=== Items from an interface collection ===
——
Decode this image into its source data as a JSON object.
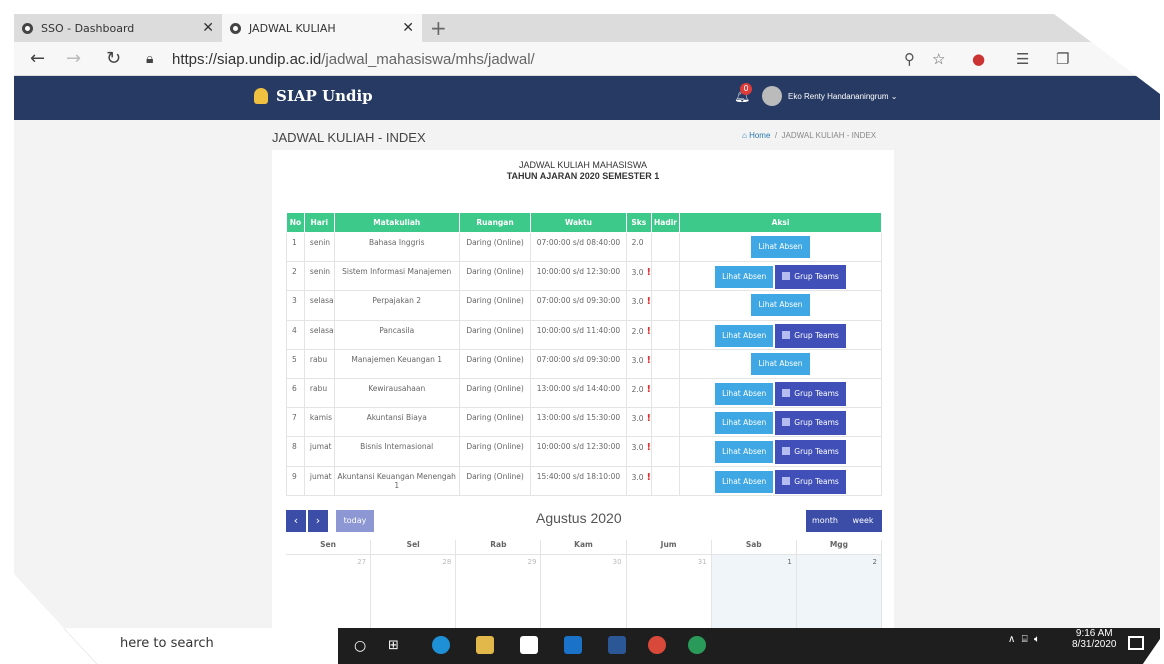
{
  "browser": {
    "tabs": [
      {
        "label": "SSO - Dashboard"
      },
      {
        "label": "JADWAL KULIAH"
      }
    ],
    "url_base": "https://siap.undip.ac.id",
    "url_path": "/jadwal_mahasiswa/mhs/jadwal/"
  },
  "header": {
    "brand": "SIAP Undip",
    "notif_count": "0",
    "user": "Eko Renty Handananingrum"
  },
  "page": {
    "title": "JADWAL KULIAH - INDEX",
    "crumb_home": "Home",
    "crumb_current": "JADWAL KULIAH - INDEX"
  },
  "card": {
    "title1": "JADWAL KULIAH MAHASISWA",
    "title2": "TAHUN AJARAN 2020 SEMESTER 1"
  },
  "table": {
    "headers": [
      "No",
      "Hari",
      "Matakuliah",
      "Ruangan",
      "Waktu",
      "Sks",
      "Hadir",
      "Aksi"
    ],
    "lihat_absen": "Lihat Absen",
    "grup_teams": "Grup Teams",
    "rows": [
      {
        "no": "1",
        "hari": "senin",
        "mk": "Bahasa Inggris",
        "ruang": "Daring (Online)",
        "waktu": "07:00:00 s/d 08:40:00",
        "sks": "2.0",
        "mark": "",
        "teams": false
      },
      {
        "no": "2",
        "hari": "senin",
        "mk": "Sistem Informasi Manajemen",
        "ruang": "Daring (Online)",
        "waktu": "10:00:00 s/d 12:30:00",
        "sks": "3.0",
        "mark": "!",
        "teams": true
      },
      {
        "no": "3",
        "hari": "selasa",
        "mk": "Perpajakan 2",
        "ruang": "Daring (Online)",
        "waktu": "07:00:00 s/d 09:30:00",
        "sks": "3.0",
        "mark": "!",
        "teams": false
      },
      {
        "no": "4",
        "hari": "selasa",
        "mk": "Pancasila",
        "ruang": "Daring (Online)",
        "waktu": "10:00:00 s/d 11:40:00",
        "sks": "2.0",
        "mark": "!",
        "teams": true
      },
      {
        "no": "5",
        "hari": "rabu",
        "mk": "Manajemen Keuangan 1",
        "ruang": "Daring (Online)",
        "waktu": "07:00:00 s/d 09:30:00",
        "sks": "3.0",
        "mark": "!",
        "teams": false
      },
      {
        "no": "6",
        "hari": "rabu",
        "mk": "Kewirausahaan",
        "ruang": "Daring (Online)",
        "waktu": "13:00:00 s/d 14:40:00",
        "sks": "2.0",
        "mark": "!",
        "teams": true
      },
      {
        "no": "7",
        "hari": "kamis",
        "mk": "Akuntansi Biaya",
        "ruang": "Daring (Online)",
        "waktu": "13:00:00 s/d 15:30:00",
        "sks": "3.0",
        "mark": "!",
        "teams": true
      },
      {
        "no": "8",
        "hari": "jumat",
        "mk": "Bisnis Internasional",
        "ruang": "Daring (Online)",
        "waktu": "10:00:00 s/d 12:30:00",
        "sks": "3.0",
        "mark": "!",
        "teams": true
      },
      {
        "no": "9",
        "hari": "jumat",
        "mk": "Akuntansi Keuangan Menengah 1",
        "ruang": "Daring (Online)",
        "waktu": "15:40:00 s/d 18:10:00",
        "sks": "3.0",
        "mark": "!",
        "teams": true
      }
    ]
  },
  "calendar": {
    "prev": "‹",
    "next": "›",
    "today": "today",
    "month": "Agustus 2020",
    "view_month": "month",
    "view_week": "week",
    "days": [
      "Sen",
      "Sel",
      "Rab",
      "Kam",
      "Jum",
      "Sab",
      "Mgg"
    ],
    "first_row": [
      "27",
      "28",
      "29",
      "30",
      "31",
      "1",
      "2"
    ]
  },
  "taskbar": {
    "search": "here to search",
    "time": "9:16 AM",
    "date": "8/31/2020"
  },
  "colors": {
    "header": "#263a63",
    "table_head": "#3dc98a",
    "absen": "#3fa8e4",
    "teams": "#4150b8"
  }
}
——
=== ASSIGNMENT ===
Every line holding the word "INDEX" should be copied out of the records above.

=== SOLUTION TO THIS EXERCISE ===
    "title": "JADWAL KULIAH - INDEX",
    "crumb_current": "JADWAL KULIAH - INDEX"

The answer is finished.